The ride to Chipping is always interesting, as most of the way is along pleasant byways. Especially is it so after Mitton has been passed, when the range of the Bowland Fells, from Whitendale - to Parlick is continually before the eye, and the long mass of Longridge Fell, a constant companion on the left.
It was more so than usual last Sunday when the bright November sunshine — bright for November at least — gladdened the countryside with its radiance and attracted a large gathering of members from the Nelson and Blackburn sections of the C.T.C. to lunch at Chipping before taking part in the event of the afternoon.
After lunch and a lively musical interlude the real fun began. The competitors in the ~vent were timed off at intervals and were instructed to follow a red trail. Naturally, at the first road junction I took the wrong way, but soon righted myself. The trail followed a rough surfaced lane, deep set between two hedges, and then took to the more open country at the foot of Parlick Pike.
If I had not previously travelled this lane I would not have been able to describe it, as the only things I noticed were ruts and potholes. Somehow the rider who started half-a-minute later than I, caught me, and we began to form a kind of affection for each other; neither could leave the other however hard he tried. In this fashion we tore along, passing what seemed to our blurred visions dozens of competitors. Leaving the rough lanes neighbouring Parlick we entered the comparatively smooth road to Bleasdale, still affectionately hugging each other’s wheels. But the easy going was but short lived, and once again we crashed into a rough track winding over Beacon Fell. I have a faint recollection that there were beautiful expansive views of the low lying Fylde district bordering the sea, to be had from here, but the major portion of my senses were occupied in remaining upright. Some day I hope to visit this fell and see if my glimpses were correct. By the time I had reached a good road my partner was lost to sight. Later I found him, and he explained that he had not seen any "spoor" for a while; neither had I when I tried to remember, so off we went to find it. We soon gave it up as useless and decided to potter back to Brock, the tea-place. It was all right saying where we should go, but where were we? Somewhere north of Inglewhite, lost in a labrynth of byways was all we knew. However, we took the direction towards the coast and eventually came to the highway leading from Preston to Lancaster, a little north of Brock. We had hoped to be cheered in, or rather cheered up, at Brock, but we found only one competitor there, he had missed the trail earlier than we.

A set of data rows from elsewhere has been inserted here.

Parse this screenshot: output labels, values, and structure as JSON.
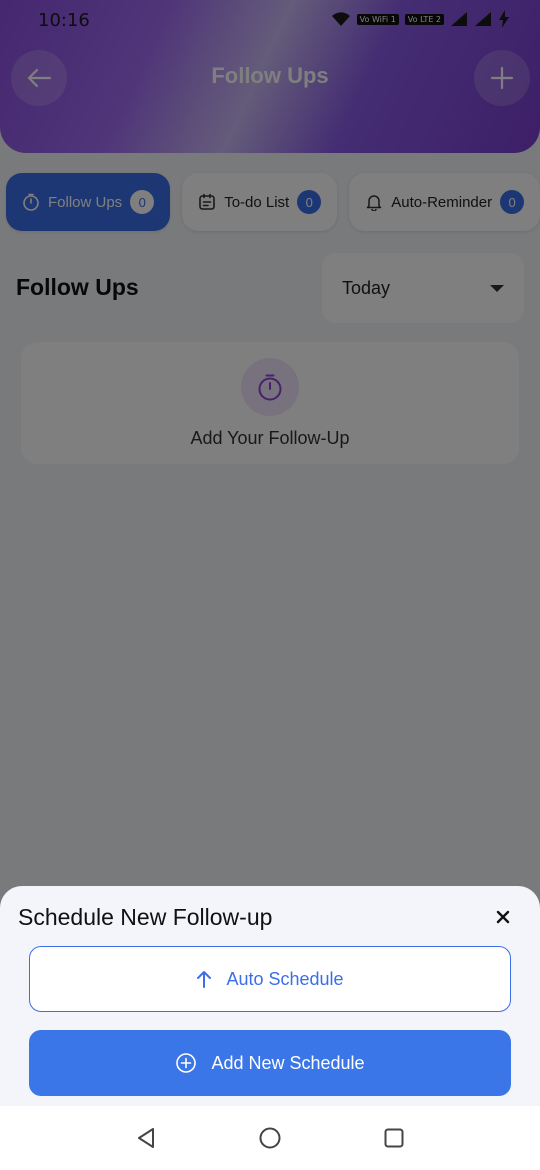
{
  "status_bar": {
    "time": "10:16",
    "badges": [
      "Vo WiFi 1",
      "Vo LTE 2"
    ]
  },
  "header": {
    "title": "Follow Ups",
    "back_icon": "arrow-left-icon",
    "add_icon": "plus-icon"
  },
  "tabs": [
    {
      "label": "Follow Ups",
      "count": "0",
      "icon": "timer-icon",
      "active": true
    },
    {
      "label": "To-do List",
      "count": "0",
      "icon": "calendar-icon",
      "active": false
    },
    {
      "label": "Auto-Reminder",
      "count": "0",
      "icon": "bell-icon",
      "active": false
    }
  ],
  "section": {
    "title": "Follow Ups",
    "filter_value": "Today"
  },
  "empty_state": {
    "text": "Add Your Follow-Up",
    "icon": "timer-icon"
  },
  "sheet": {
    "title": "Schedule New Follow-up",
    "auto_label": "Auto Schedule",
    "add_label": "Add New Schedule"
  },
  "colors": {
    "primary": "#3b6ee8",
    "header_start": "#8a4fe0",
    "accent_icon": "#8e44d6"
  }
}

When all were gathered round the tea tables later, we learnt that we had fortunately missed the muddiest, roughest and toughest part of the course, which finished at Broughton. Nelson provided the winners of the ladies and gent’s prizes; Miss Sharples, the former, and Mr. Nutter the latter, with a Blackburn member a close second.